More application oriented work includes (amongst others), (a) investigation of the environmental controls of photosynthetic capacity (ecology), (b) global-scale hydrologic modeling (hydrology), (c) uncertainty quantification of GEOS-5- L-Band radiative transfer parameters (remote sensing), (d) joint inference of multi-Gaussian permeability fields and their geostatistical properties (hydrogeology), (e) the biogeography and composition (particulate ratios) of marine plankton (ecology), (f) two- and three-dimensional subsurface characterization (geophysics), (g) scaling and prediction of soil hydraulic parameters (soil physics), and (h) geomorphological modeling of soil depths (geomorphology / sediment transport). Publications on these different topics are forthcoming.

We share freely all our work with others, and provide short-courses for those interested in numerical modeling and model-data analysis.

The iterative research cycle (scientific method) for a soil-water-atmosphere-transport model. The initial hypothesis is that the system can be described with a simple axi-symmetrical numerical model that uses Richards’ equation to describe water flow through the soil and tree trunk (plant) continuum. Experimentation then involves standard meteorological measurements such as precipitation, and other variables (temperature, vapor pressure deficit, global (net) radiation, wind speed) that determine the atmospheric moisture demand, and measurements of spatially distributed soil moisture and matric head, and the sapflux through the xylem, and tree trunk potential. The conceptual model is subsequently calibrated against these observations using methods such as DREAM and model-data analysis proceeds by analyzing the error residuals. This last step has proven to be the most difficult, and often ad-hoc decisions are being made on model improvement. Much emphasis in our work is on how to diagnose, detect, and resolve model structural errors. This is key to refining existing hypotheses, scientific discovery and learning.

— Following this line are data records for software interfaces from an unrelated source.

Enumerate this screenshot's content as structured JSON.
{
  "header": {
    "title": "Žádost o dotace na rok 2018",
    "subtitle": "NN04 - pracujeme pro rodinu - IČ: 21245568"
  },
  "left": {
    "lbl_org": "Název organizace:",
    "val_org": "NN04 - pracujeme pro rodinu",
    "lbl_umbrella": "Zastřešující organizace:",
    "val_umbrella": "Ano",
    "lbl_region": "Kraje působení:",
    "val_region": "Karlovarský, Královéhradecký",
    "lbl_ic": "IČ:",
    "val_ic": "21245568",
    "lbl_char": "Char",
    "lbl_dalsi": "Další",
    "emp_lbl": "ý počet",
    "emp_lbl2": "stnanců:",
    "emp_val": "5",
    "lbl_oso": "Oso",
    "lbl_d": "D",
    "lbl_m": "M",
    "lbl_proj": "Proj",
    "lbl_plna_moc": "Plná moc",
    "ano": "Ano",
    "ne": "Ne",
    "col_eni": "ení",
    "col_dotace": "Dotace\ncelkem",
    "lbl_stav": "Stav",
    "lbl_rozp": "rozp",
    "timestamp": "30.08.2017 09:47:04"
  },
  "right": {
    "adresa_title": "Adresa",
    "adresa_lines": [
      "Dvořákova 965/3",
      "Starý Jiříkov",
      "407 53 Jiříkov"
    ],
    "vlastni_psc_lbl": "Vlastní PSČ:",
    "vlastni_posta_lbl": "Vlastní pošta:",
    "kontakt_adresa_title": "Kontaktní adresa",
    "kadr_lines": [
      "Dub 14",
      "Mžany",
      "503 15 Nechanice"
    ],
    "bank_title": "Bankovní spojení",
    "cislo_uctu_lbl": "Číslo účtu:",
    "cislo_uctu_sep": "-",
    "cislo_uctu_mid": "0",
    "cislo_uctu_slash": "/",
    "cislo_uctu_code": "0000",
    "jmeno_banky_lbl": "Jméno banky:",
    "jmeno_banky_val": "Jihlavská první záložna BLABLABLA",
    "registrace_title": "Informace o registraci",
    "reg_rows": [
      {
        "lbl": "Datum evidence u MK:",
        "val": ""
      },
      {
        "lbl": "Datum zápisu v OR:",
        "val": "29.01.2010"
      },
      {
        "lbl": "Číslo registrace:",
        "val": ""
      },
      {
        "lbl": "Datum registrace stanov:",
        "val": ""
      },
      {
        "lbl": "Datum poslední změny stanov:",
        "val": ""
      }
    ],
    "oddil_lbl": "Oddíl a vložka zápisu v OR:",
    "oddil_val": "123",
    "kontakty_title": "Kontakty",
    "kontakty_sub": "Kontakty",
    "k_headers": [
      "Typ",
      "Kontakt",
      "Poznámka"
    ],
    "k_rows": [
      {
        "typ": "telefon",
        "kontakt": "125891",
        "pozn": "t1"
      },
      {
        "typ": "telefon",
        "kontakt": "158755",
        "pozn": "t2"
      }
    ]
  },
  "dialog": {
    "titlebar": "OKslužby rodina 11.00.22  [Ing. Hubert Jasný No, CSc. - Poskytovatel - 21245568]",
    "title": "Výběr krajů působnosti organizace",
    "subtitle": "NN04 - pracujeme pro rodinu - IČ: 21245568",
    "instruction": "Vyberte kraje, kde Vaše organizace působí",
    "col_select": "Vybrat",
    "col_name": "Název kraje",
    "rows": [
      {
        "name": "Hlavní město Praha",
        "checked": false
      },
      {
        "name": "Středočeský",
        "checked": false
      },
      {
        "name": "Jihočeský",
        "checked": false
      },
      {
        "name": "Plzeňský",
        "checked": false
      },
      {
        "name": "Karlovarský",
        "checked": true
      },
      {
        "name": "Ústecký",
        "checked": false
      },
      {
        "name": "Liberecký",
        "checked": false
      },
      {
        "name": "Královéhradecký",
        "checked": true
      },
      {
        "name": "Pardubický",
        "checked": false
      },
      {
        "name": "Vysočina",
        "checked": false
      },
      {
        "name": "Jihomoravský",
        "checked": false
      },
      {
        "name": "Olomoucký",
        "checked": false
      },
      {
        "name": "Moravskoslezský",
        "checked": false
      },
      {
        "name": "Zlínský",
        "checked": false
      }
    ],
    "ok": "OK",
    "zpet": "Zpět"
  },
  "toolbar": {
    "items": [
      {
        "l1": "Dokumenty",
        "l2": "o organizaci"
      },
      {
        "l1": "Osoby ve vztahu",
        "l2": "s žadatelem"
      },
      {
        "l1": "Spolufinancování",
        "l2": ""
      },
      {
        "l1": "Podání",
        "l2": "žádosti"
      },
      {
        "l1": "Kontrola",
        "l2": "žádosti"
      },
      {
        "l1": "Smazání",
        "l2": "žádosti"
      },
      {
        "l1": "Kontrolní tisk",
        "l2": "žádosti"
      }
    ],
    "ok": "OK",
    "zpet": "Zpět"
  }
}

Note: in science and engineering the hypothesis often constitutes some numerical model which summarizes, in algebraic and differential equations, state variables and fluxes, all our knowledge of the system of interest, and the unknown parameter values are subject to inference using the data.

Short CV

2015 – present: Associate Professor, Civil and Environmental Engineering (CEE), University of California IrvineUSA

2015 – present: Associate Professor (Joint Appointment), Earth System Science (ESS), University of California IrvineUSA

2011 – 2014: Associate Professor (0.2 FTE), Faculty of Science (CGE), University of AmsterdamNetherlands

2010 – 2015: Assistant Professor, Civil and Environmental Engineering (CEE), University of California IrvineUSA

2010 – 2015: Assistant Professor (Joint Appointment), Earth System Science (ESS), University of California IrvineUSA

2006 – 2009: J. Robert Oppenheimer Distinguished Postdoctoral Fellow, LANL, USA

2005 – 2006: Directors Funded Postdoctoral Fellow, LANL, USA

2000 – 2004: PhD in Science, University of Amsterdam, Netherlands

1994-1999: MS in Physical Geography, University of Amsterdam, Netherlands


UC Irvine

2011 – present CEE-20: Problem Solving in Engineering using MATLAB: Undergraduate (Lecture videos can be found HERE)

2010 – present CEE-271: Unsaturated Zone Hydrology: Graduate (Lecture videos can be found HERE)

2011 – present CEE-290: Merging Models and Data: Graduate (Lecture videos can be found HERE)


Main Lecturer for a week long short-course on “Bayesian inverse modeling and data assimilation methods in the Earth Sciences“. Once or twice a year, at a different University worldwide. Look for more information under “Teaching / Outreach”

Editorial Boards

2008 – present: Vadose Zone Journal

2009 – present: Environmental Modeling & Software

2008 – 2015: Hydrology and Earth Systems Sciences

2010 – 2015: Water Resources Research

Other Professional Activities

2004 – present: Chair and Organizer of 30+ sessions at (inter)National conferences

2004 – present: About 80 invited talks and seminars at Universities, Inter(National) Meetings, and Labs.